Return all of the data below verbatim and exclude every picture.

* * * * *

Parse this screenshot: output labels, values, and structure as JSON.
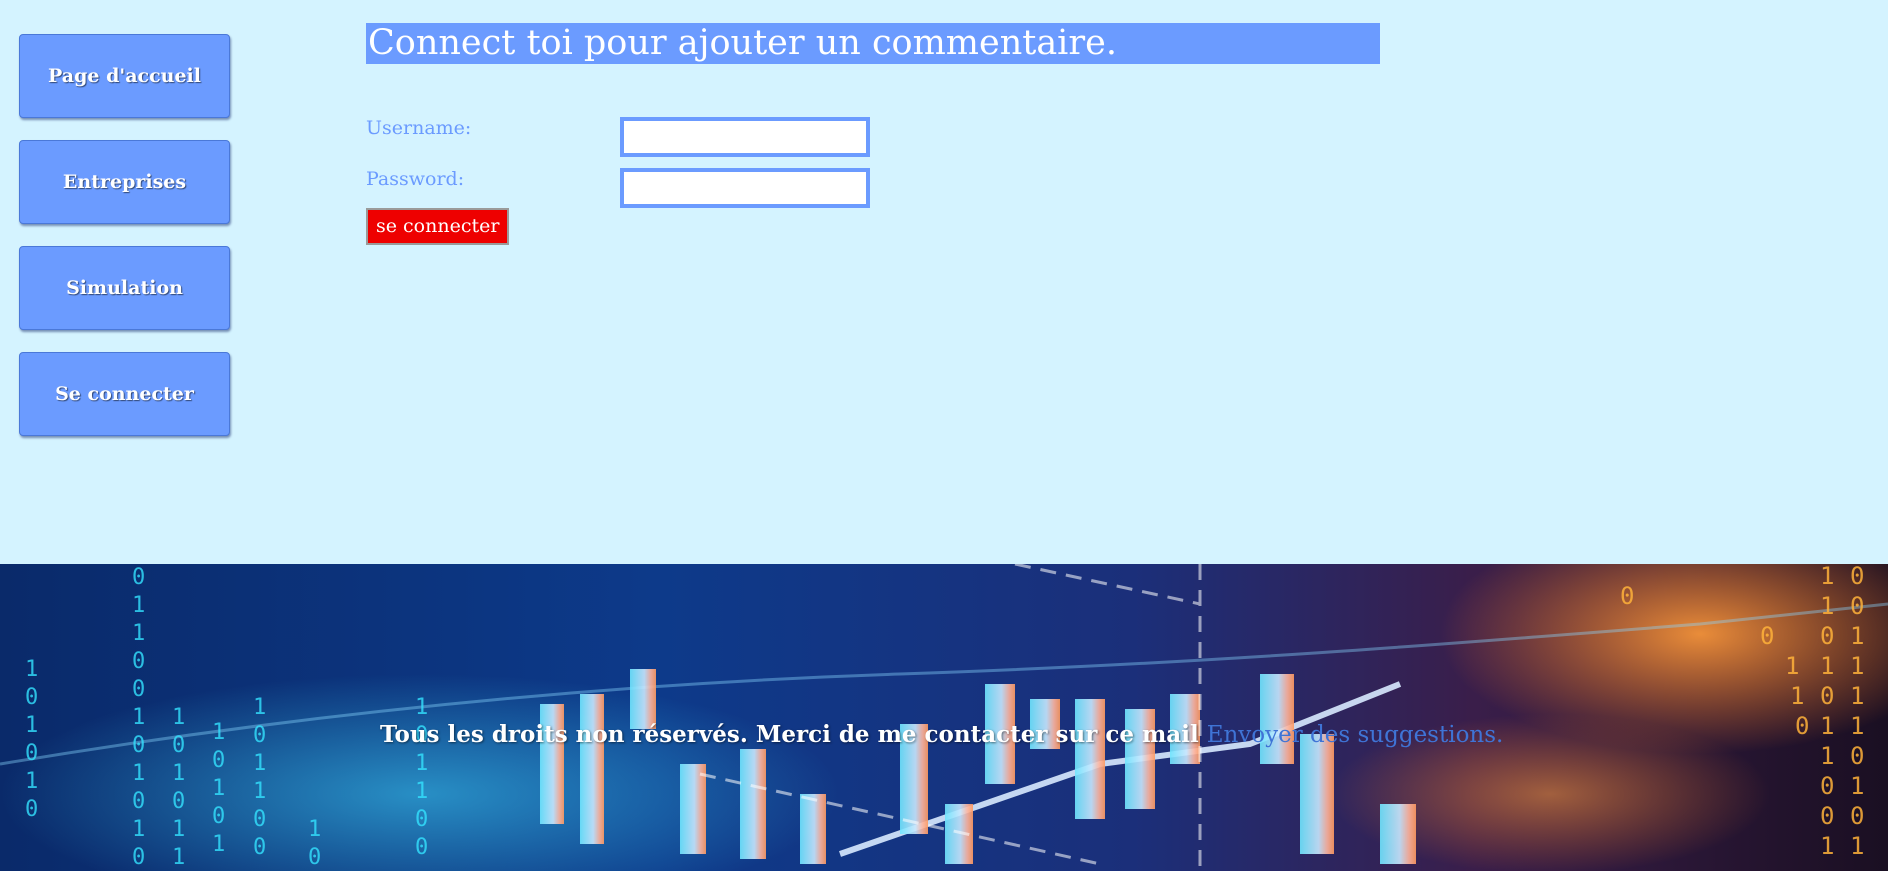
{
  "sidebar": {
    "items": [
      {
        "label": "Page d'accueil"
      },
      {
        "label": "Entreprises"
      },
      {
        "label": "Simulation"
      },
      {
        "label": "Se connecter"
      }
    ]
  },
  "form": {
    "title": "Connect toi pour ajouter un commentaire.",
    "username_label": "Username:",
    "username_value": "",
    "password_label": "Password:",
    "password_value": "",
    "submit_label": "se connecter"
  },
  "footer": {
    "text": "Tous les droits non réservés. Merci de me contacter sur ce mail",
    "link_label": "Envoyer des suggestions."
  },
  "colors": {
    "background": "#d4f3ff",
    "accent": "#6b9bff",
    "submit": "#ee0000",
    "link": "#3f74d6"
  }
}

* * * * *

▶ WORKED SOLUTION
Parse this screenshot: output labels, values, and structure as JSON.
{
  "sidebar": {
    "items": [
      {
        "label": "Page d'accueil"
      },
      {
        "label": "Entreprises"
      },
      {
        "label": "Simulation"
      },
      {
        "label": "Se connecter"
      }
    ]
  },
  "form": {
    "title": "Connect toi pour ajouter un commentaire.",
    "username_label": "Username:",
    "username_value": "",
    "password_label": "Password:",
    "password_value": "",
    "submit_label": "se connecter"
  },
  "footer": {
    "text": "Tous les droits non réservés. Merci de me contacter sur ce mail",
    "link_label": "Envoyer des suggestions."
  },
  "colors": {
    "background": "#d4f3ff",
    "accent": "#6b9bff",
    "submit": "#ee0000",
    "link": "#3f74d6"
  }
}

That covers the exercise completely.